Currently, the Apturi Covid app has been downloaded nearly 250,000 times. One of the users is LTV journalist Aleksejs Dunda. On October 24, he found out he had been in contact with a COVID-19 positive person and immediately went into self-isolation.
Two days later, October 26, Dunda was officially notified of the status of a contact person by his general practitioner. A day later, October 27 - by the Disease Prevention and Control Center (SPKC).
“It's like on Saturday and Sunday I could go to the SPA, the sauna, to the supermarket, to my relatives. Two days without knowing [officially] I'm a contact,” Dunda said.
The app contact notice came on October 27 – three days after the infected person's positive test and a day after the sick person entered the code received from the SPKC. People on social networks have also shared similar experiences. For example, when one enters the code, some contacts received a notification after six hours, others only the next day.
App developers explain that contact checks are not carried out, for example, every minute or hour, because then there would be a disproportionate consumption of resources, including energy.

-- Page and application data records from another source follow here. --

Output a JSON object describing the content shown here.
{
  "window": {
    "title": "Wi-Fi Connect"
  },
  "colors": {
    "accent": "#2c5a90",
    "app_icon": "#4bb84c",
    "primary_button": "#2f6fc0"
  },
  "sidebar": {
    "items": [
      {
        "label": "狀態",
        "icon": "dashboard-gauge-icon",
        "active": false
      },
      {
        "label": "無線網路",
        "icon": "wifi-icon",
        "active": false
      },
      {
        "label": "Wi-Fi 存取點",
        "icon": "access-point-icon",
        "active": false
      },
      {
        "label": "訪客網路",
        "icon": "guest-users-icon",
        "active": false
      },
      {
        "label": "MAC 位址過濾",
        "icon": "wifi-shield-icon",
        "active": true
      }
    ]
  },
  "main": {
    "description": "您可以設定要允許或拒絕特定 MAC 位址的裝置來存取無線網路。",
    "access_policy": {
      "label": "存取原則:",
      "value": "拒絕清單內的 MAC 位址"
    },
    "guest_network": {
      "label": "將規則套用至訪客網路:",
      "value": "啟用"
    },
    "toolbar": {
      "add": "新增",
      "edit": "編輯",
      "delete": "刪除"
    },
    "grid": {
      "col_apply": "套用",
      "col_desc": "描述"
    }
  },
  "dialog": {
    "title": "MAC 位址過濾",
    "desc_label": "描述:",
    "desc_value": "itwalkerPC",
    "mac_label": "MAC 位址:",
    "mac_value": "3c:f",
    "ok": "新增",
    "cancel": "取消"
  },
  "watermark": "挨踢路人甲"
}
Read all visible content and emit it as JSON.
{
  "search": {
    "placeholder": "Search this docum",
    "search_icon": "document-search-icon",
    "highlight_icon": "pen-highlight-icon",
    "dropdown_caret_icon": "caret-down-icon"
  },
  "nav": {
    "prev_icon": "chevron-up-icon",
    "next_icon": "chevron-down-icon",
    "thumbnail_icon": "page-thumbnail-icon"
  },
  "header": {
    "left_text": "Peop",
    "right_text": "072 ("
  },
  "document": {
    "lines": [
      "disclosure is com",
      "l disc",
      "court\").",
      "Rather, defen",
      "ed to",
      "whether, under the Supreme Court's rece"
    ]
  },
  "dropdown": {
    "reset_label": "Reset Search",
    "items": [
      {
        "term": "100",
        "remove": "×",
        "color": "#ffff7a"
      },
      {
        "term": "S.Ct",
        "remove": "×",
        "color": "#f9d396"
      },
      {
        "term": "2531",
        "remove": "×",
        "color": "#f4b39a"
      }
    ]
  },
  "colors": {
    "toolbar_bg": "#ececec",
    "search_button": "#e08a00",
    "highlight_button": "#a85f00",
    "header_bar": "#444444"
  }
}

“There was a need to look for that balance (..) because people would say that this app overloads the phone so that it dies after three hours and we get the opposite effect that people don't install it,” said one of the developers of the app, Arvis Zeile.
A compromise has been found with the SPKC: contact checks are carried out a few times a day and are completely sufficient. It also explains the delays. The application shows when there has been a verification of potential contact, how many codes have been checked and how many matches have been. Only if the contact was longer than 15 minutes and closer than two meters will there be a notification of contact with COVID-19.
There have been situations where the statement is received by people who seemed to have been close, but were separated by a thick wall. But, for example, people hadn't received a notification within one household because the phones had been left too far apart.
“We have to remember that this app is another additional tool to help and to look for [infection sources]. Of course, there are errors, but these errors, in our view, are worth it.
Because the big problem that the SPKC also now reports is that half of the situations are untraceable – this problem is real and great,” said LMT vice president Ingmārs Pūķis.
Since the application was launched, more than 720 codes have been generated by the SPKC, with at least 1300 contacts who entered their phone number in the application.
The National Health Service, which also maintains e-health, has recently carried out procurement to speed up epidemiological surveillance processes. It should explore both the narrower areas of the SPKC processes and make recommendations on what and how to improve, including information technology solutions.